[TASK INPUTS]
^^^^^^^^^^^^^^^^

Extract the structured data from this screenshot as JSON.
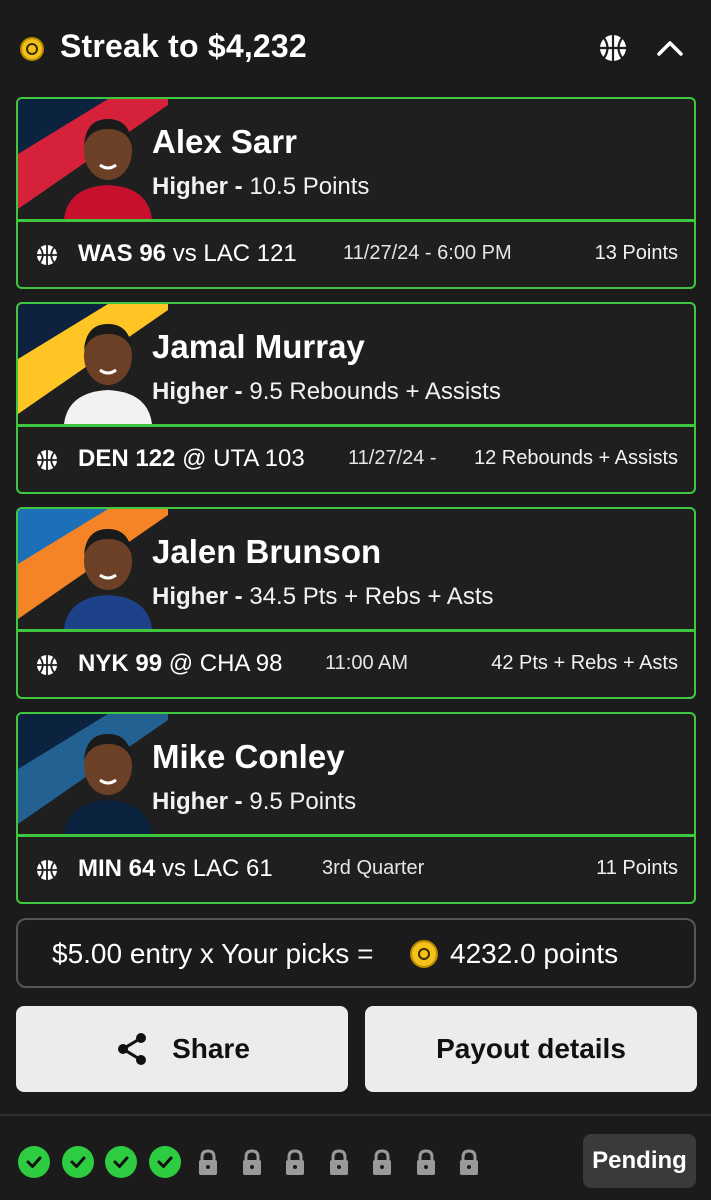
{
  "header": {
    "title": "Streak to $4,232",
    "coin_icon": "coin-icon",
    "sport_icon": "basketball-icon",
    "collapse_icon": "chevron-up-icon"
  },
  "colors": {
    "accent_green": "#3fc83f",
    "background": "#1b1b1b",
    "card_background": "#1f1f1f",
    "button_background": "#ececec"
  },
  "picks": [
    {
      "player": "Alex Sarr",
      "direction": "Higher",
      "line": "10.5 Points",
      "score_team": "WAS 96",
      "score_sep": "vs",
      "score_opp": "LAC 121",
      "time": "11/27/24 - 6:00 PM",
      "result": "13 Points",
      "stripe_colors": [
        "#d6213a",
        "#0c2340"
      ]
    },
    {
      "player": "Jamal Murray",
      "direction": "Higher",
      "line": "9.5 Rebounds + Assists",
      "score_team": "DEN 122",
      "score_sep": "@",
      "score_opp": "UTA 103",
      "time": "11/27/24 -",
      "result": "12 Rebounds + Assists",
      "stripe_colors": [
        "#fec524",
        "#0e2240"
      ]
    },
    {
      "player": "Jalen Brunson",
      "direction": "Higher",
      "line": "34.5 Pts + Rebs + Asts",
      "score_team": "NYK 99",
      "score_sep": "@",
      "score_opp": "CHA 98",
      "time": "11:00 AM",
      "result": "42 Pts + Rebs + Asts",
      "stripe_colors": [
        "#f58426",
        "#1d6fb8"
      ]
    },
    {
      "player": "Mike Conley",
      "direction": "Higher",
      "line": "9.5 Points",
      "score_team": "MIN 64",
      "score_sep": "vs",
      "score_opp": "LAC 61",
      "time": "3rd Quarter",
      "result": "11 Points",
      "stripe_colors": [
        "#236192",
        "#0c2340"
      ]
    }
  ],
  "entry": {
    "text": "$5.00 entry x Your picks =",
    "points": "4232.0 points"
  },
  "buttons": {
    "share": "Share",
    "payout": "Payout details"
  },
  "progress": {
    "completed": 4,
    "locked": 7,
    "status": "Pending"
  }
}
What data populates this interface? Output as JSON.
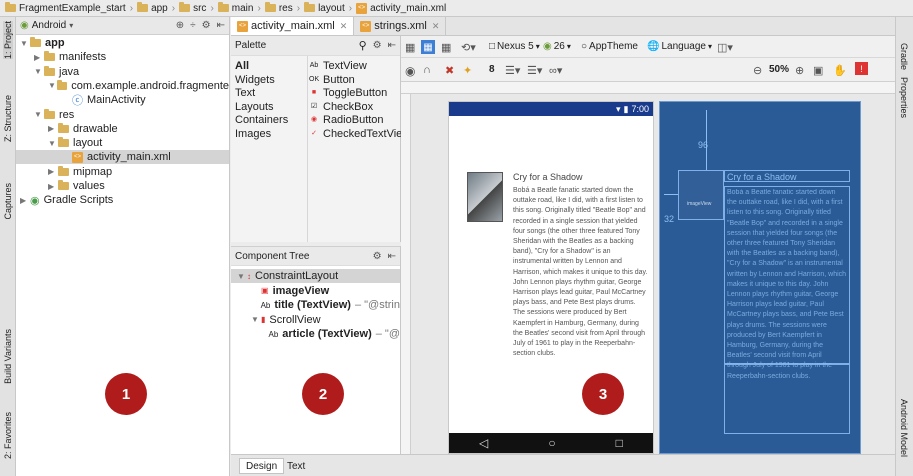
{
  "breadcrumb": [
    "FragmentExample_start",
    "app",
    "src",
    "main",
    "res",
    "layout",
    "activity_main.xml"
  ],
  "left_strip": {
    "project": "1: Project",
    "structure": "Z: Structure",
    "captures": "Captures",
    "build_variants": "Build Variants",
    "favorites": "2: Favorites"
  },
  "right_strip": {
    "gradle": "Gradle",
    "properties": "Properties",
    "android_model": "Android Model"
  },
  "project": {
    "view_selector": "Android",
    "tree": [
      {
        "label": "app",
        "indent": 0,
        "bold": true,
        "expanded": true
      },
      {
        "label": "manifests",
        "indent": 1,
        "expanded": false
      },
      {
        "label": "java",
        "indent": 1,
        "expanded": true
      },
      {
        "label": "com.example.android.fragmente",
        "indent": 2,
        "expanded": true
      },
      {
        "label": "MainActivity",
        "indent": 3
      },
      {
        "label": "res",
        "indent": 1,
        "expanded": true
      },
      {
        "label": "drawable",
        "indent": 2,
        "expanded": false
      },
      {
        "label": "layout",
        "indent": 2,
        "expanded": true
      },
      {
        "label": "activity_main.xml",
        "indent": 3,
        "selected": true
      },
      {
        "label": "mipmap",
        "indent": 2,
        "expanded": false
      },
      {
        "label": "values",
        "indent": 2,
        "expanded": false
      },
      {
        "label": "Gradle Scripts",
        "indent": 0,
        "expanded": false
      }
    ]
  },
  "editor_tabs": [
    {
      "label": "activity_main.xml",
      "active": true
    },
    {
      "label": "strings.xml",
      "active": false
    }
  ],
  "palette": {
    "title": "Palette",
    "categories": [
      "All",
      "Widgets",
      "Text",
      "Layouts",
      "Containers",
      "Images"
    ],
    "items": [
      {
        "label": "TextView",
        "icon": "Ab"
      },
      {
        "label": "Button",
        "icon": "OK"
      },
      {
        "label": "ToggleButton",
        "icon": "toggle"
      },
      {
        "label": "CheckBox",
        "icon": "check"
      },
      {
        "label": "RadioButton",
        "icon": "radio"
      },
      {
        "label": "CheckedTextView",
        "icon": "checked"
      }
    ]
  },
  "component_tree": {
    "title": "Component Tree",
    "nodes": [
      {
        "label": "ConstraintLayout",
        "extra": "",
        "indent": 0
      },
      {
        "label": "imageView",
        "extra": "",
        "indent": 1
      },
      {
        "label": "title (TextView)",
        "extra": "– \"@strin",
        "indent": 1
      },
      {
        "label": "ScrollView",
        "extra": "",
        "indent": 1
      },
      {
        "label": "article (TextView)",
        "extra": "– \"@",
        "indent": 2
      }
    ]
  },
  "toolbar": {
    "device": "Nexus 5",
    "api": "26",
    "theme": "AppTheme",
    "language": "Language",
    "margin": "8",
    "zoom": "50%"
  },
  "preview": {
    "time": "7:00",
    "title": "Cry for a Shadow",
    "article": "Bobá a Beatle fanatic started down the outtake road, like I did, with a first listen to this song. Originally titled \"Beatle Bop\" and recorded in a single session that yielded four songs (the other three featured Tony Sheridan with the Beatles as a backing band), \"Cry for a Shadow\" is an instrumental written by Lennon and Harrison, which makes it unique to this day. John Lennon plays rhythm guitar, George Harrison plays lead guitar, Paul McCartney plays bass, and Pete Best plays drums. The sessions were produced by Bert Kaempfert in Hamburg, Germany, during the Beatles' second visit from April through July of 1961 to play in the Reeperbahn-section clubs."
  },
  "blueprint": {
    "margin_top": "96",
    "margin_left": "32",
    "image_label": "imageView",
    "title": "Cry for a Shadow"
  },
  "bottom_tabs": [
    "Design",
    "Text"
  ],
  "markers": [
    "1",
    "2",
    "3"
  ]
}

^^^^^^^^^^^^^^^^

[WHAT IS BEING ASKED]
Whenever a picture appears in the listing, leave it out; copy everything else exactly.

[SOLUTION TO THIS PROBLEM]
Extract the structured data from this screenshot as JSON.
{
  "header": {
    "title": "Streak to $4,232",
    "coin_icon": "coin-icon",
    "sport_icon": "basketball-icon",
    "collapse_icon": "chevron-up-icon"
  },
  "colors": {
    "accent_green": "#3fc83f",
    "background": "#1b1b1b",
    "card_background": "#1f1f1f",
    "button_background": "#ececec"
  },
  "picks": [
    {
      "player": "Alex Sarr",
      "direction": "Higher",
      "line": "10.5 Points",
      "score_team": "WAS 96",
      "score_sep": "vs",
      "score_opp": "LAC 121",
      "time": "11/27/24 - 6:00 PM",
      "result": "13 Points",
      "stripe_colors": [
        "#d6213a",
        "#0c2340"
      ]
    },
    {
      "player": "Jamal Murray",
      "direction": "Higher",
      "line": "9.5 Rebounds + Assists",
      "score_team": "DEN 122",
      "score_sep": "@",
      "score_opp": "UTA 103",
      "time": "11/27/24 -",
      "result": "12 Rebounds + Assists",
      "stripe_colors": [
        "#fec524",
        "#0e2240"
      ]
    },
    {
      "player": "Jalen Brunson",
      "direction": "Higher",
      "line": "34.5 Pts + Rebs + Asts",
      "score_team": "NYK 99",
      "score_sep": "@",
      "score_opp": "CHA 98",
      "time": "11:00 AM",
      "result": "42 Pts + Rebs + Asts",
      "stripe_colors": [
        "#f58426",
        "#1d6fb8"
      ]
    },
    {
      "player": "Mike Conley",
      "direction": "Higher",
      "line": "9.5 Points",
      "score_team": "MIN 64",
      "score_sep": "vs",
      "score_opp": "LAC 61",
      "time": "3rd Quarter",
      "result": "11 Points",
      "stripe_colors": [
        "#236192",
        "#0c2340"
      ]
    }
  ],
  "entry": {
    "text": "$5.00 entry x Your picks =",
    "points": "4232.0 points"
  },
  "buttons": {
    "share": "Share",
    "payout": "Payout details"
  },
  "progress": {
    "completed": 4,
    "locked": 7,
    "status": "Pending"
  }
}
What data populates this interface? Output as JSON.
{
  "breadcrumb": [
    "FragmentExample_start",
    "app",
    "src",
    "main",
    "res",
    "layout",
    "activity_main.xml"
  ],
  "left_strip": {
    "project": "1: Project",
    "structure": "Z: Structure",
    "captures": "Captures",
    "build_variants": "Build Variants",
    "favorites": "2: Favorites"
  },
  "right_strip": {
    "gradle": "Gradle",
    "properties": "Properties",
    "android_model": "Android Model"
  },
  "project": {
    "view_selector": "Android",
    "tree": [
      {
        "label": "app",
        "indent": 0,
        "bold": true,
        "expanded": true
      },
      {
        "label": "manifests",
        "indent": 1,
        "expanded": false
      },
      {
        "label": "java",
        "indent": 1,
        "expanded": true
      },
      {
        "label": "com.example.android.fragmente",
        "indent": 2,
        "expanded": true
      },
      {
        "label": "MainActivity",
        "indent": 3
      },
      {
        "label": "res",
        "indent": 1,
        "expanded": true
      },
      {
        "label": "drawable",
        "indent": 2,
        "expanded": false
      },
      {
        "label": "layout",
        "indent": 2,
        "expanded": true
      },
      {
        "label": "activity_main.xml",
        "indent": 3,
        "selected": true
      },
      {
        "label": "mipmap",
        "indent": 2,
        "expanded": false
      },
      {
        "label": "values",
        "indent": 2,
        "expanded": false
      },
      {
        "label": "Gradle Scripts",
        "indent": 0,
        "expanded": false
      }
    ]
  },
  "editor_tabs": [
    {
      "label": "activity_main.xml",
      "active": true
    },
    {
      "label": "strings.xml",
      "active": false
    }
  ],
  "palette": {
    "title": "Palette",
    "categories": [
      "All",
      "Widgets",
      "Text",
      "Layouts",
      "Containers",
      "Images"
    ],
    "items": [
      {
        "label": "TextView",
        "icon": "Ab"
      },
      {
        "label": "Button",
        "icon": "OK"
      },
      {
        "label": "ToggleButton",
        "icon": "toggle"
      },
      {
        "label": "CheckBox",
        "icon": "check"
      },
      {
        "label": "RadioButton",
        "icon": "radio"
      },
      {
        "label": "CheckedTextView",
        "icon": "checked"
      }
    ]
  },
  "component_tree": {
    "title": "Component Tree",
    "nodes": [
      {
        "label": "ConstraintLayout",
        "extra": "",
        "indent": 0
      },
      {
        "label": "imageView",
        "extra": "",
        "indent": 1
      },
      {
        "label": "title (TextView)",
        "extra": "– \"@strin",
        "indent": 1
      },
      {
        "label": "ScrollView",
        "extra": "",
        "indent": 1
      },
      {
        "label": "article (TextView)",
        "extra": "– \"@",
        "indent": 2
      }
    ]
  },
  "toolbar": {
    "device": "Nexus 5",
    "api": "26",
    "theme": "AppTheme",
    "language": "Language",
    "margin": "8",
    "zoom": "50%"
  },
  "preview": {
    "time": "7:00",
    "title": "Cry for a Shadow",
    "article": "Bobá a Beatle fanatic started down the outtake road, like I did, with a first listen to this song. Originally titled \"Beatle Bop\" and recorded in a single session that yielded four songs (the other three featured Tony Sheridan with the Beatles as a backing band), \"Cry for a Shadow\" is an instrumental written by Lennon and Harrison, which makes it unique to this day. John Lennon plays rhythm guitar, George Harrison plays lead guitar, Paul McCartney plays bass, and Pete Best plays drums. The sessions were produced by Bert Kaempfert in Hamburg, Germany, during the Beatles' second visit from April through July of 1961 to play in the Reeperbahn-section clubs."
  },
  "blueprint": {
    "margin_top": "96",
    "margin_left": "32",
    "image_label": "imageView",
    "title": "Cry for a Shadow"
  },
  "bottom_tabs": [
    "Design",
    "Text"
  ],
  "markers": [
    "1",
    "2",
    "3"
  ]
}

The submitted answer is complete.